_What needs to be done_
Give exactly the lines from the one that contains "Enumerate this screenshot's" through the end of the entries below, both included; the pictures stay out.

***** Record extracts

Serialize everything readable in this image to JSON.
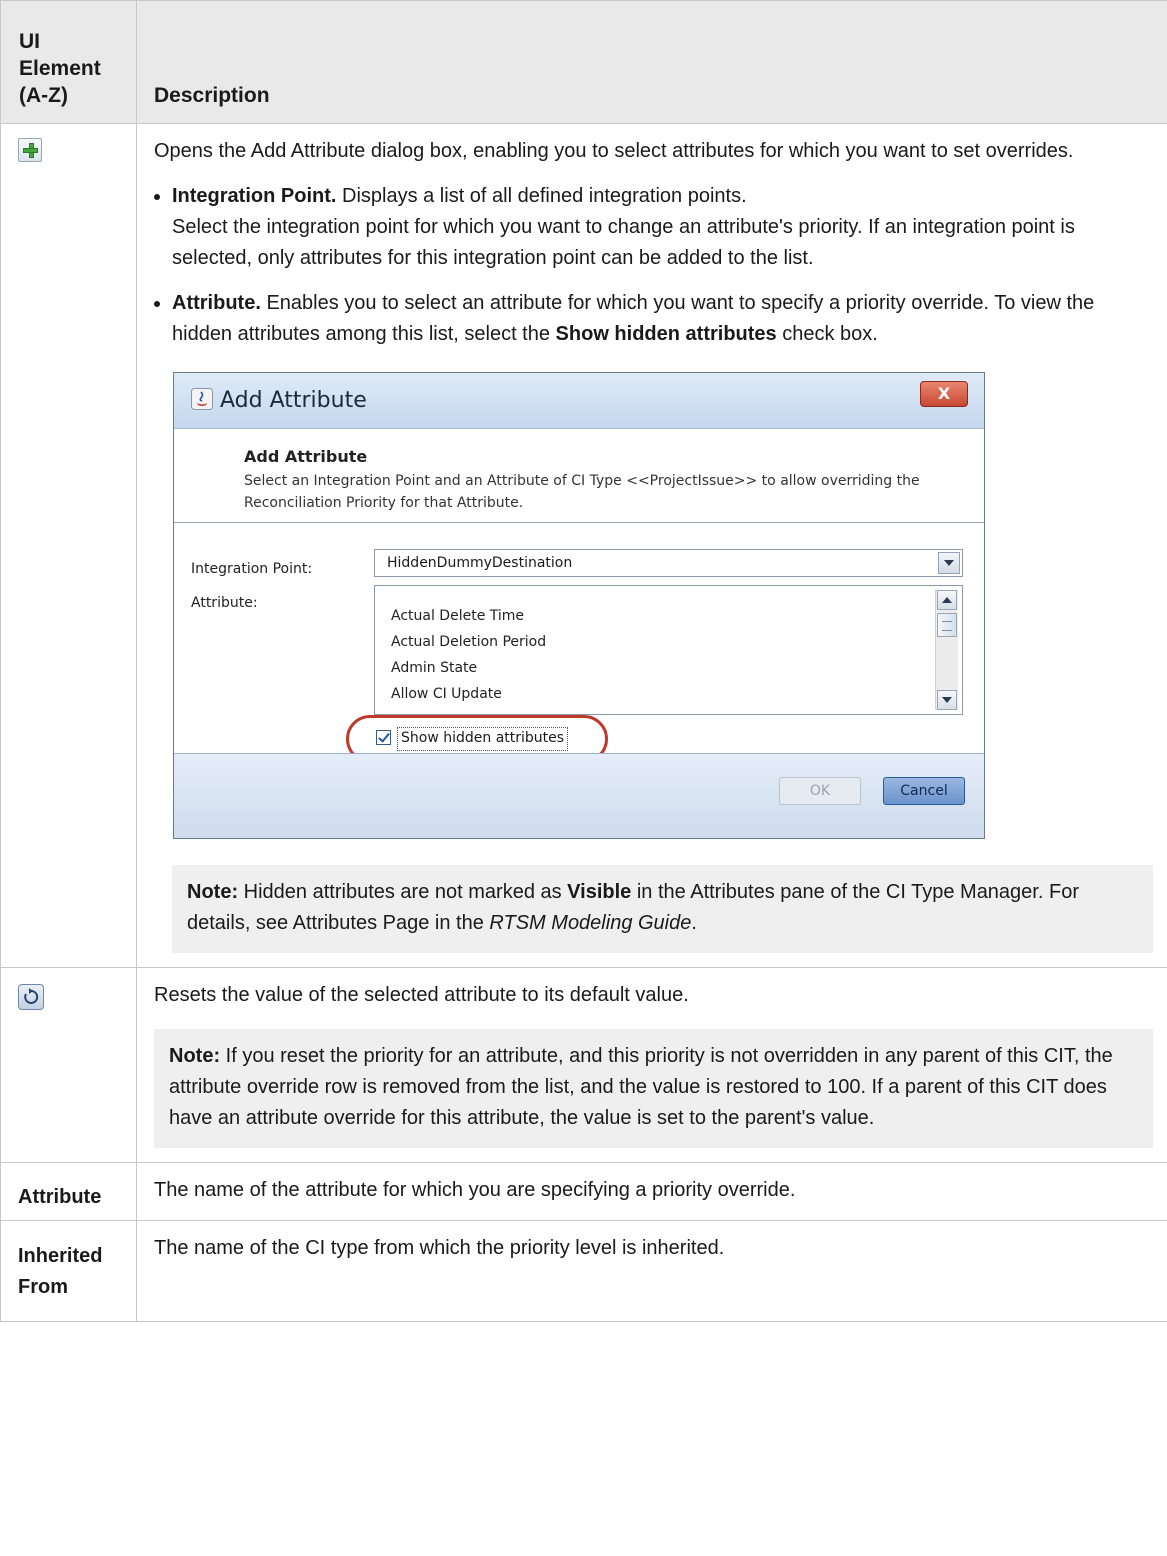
{
  "table": {
    "header": {
      "col1": "UI\nElement\n(A-Z)",
      "col2": "Description"
    }
  },
  "rows": {
    "add": {
      "icon": "add-plus-icon",
      "desc": "Opens the Add Attribute dialog box, enabling you to select attributes for which you want to set overrides.",
      "bullet1_term": "Integration Point.",
      "bullet1_text": " Displays a list of all defined integration points.",
      "bullet1_sub": "Select the integration point for which you want to change an attribute's priority. If an integration point is selected, only attributes for this integration point can be added to the list.",
      "bullet2_term": "Attribute.",
      "bullet2_text_a": " Enables you to select an attribute for which you want to specify a priority override. To view the hidden attributes among this list, select the ",
      "bullet2_bold": "Show hidden attributes",
      "bullet2_text_b": " check box.",
      "note_label": "Note:",
      "note_a": " Hidden attributes are not marked as ",
      "note_bold": "Visible",
      "note_b": " in the Attributes pane of the CI Type Manager. For details, see Attributes Page in the ",
      "note_italic": "RTSM Modeling Guide",
      "note_c": "."
    },
    "reset": {
      "icon": "reset-icon",
      "desc": "Resets the value of the selected attribute to its default value.",
      "note_label": "Note:",
      "note_text": " If you reset the priority for an attribute, and this priority is not overridden in any parent of this CIT, the attribute override row is removed from the list, and the value is restored to 100. If a parent of this CIT does have an attribute override for this attribute, the value is set to the parent's value."
    },
    "attribute": {
      "element": "Attribute",
      "desc": "The name of the attribute for which you are specifying a priority override."
    },
    "inherited": {
      "element": "Inherited\nFrom",
      "desc": "The name of the CI type from which the priority level is inherited."
    }
  },
  "dialog": {
    "title": "Add Attribute",
    "close_label": "X",
    "header_title": "Add Attribute",
    "header_desc": "Select an Integration Point and an Attribute of CI Type <<ProjectIssue>> to allow overriding the Reconciliation Priority for that Attribute.",
    "integration_point_label": "Integration Point:",
    "integration_point_value": "HiddenDummyDestination",
    "attribute_label": "Attribute:",
    "attributes": [
      "Actual Delete Time",
      "Actual Deletion Period",
      "Admin State",
      "Allow CI Update"
    ],
    "show_hidden_label": "Show hidden attributes",
    "show_hidden_checked": true,
    "ok_label": "OK",
    "cancel_label": "Cancel",
    "colors": {
      "highlight": "#c0392b",
      "title_bar": "#c5d8ee",
      "close": "#c84a33"
    }
  }
}
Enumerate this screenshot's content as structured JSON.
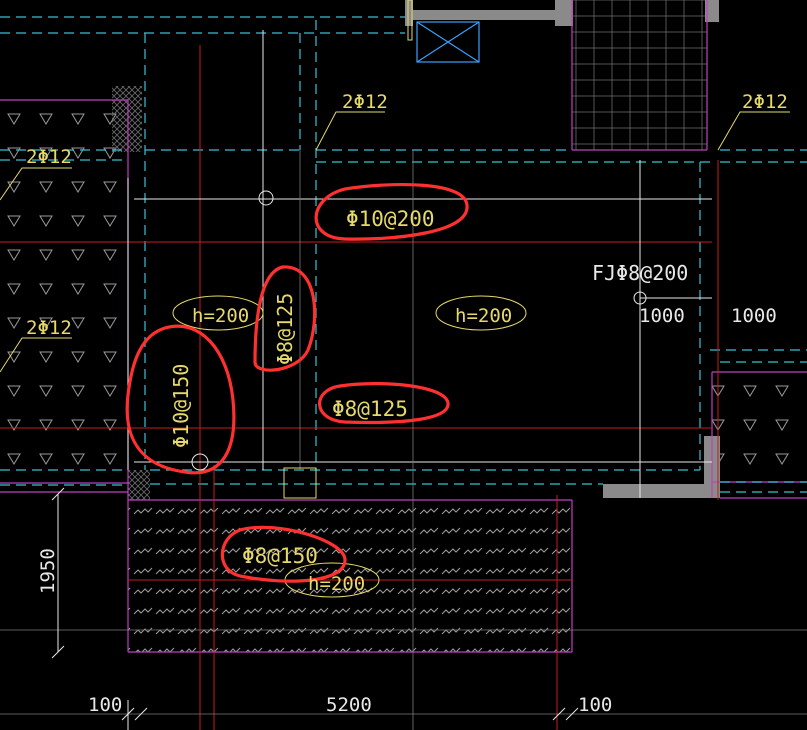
{
  "labels": {
    "bar_2phi12_top_mid": "2Φ12",
    "bar_2phi12_top_right": "2Φ12",
    "bar_2phi12_left_upper": "2Φ12",
    "bar_2phi12_left_lower": "2Φ12",
    "rebar_phi10_200": "Φ10@200",
    "rebar_phi8_125_vertical": "Φ8@125",
    "rebar_phi10_150_vertical": "Φ10@150",
    "rebar_phi8_125": "Φ8@125",
    "rebar_phi8_150": "Φ8@150",
    "fj_rebar": "FJΦ8@200",
    "h_left": "h=200",
    "h_center": "h=200",
    "h_bottom": "h=200",
    "dim_1000_a": "1000",
    "dim_1000_b": "1000",
    "dim_1950": "1950",
    "dim_100_left": "100",
    "dim_5200": "5200",
    "dim_100_right": "100"
  },
  "colors": {
    "background": "#000000",
    "wall_magenta": "#c040c0",
    "axis_red": "#c81e1e",
    "dashed_cyan": "#34c3d6",
    "white_line": "#e8e8e8",
    "label_yellow": "#e6d96a",
    "annotation_red": "#ff3030",
    "hatch_gray": "#8a8a8a",
    "fixture_blue": "#3aa0ff"
  }
}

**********

_Task response_
Enumerate this screenshot's content as structured JSON.
{
  "labels": {
    "bar_2phi12_top_mid": "2Φ12",
    "bar_2phi12_top_right": "2Φ12",
    "bar_2phi12_left_upper": "2Φ12",
    "bar_2phi12_left_lower": "2Φ12",
    "rebar_phi10_200": "Φ10@200",
    "rebar_phi8_125_vertical": "Φ8@125",
    "rebar_phi10_150_vertical": "Φ10@150",
    "rebar_phi8_125": "Φ8@125",
    "rebar_phi8_150": "Φ8@150",
    "fj_rebar": "FJΦ8@200",
    "h_left": "h=200",
    "h_center": "h=200",
    "h_bottom": "h=200",
    "dim_1000_a": "1000",
    "dim_1000_b": "1000",
    "dim_1950": "1950",
    "dim_100_left": "100",
    "dim_5200": "5200",
    "dim_100_right": "100"
  },
  "colors": {
    "background": "#000000",
    "wall_magenta": "#c040c0",
    "axis_red": "#c81e1e",
    "dashed_cyan": "#34c3d6",
    "white_line": "#e8e8e8",
    "label_yellow": "#e6d96a",
    "annotation_red": "#ff3030",
    "hatch_gray": "#8a8a8a",
    "fixture_blue": "#3aa0ff"
  }
}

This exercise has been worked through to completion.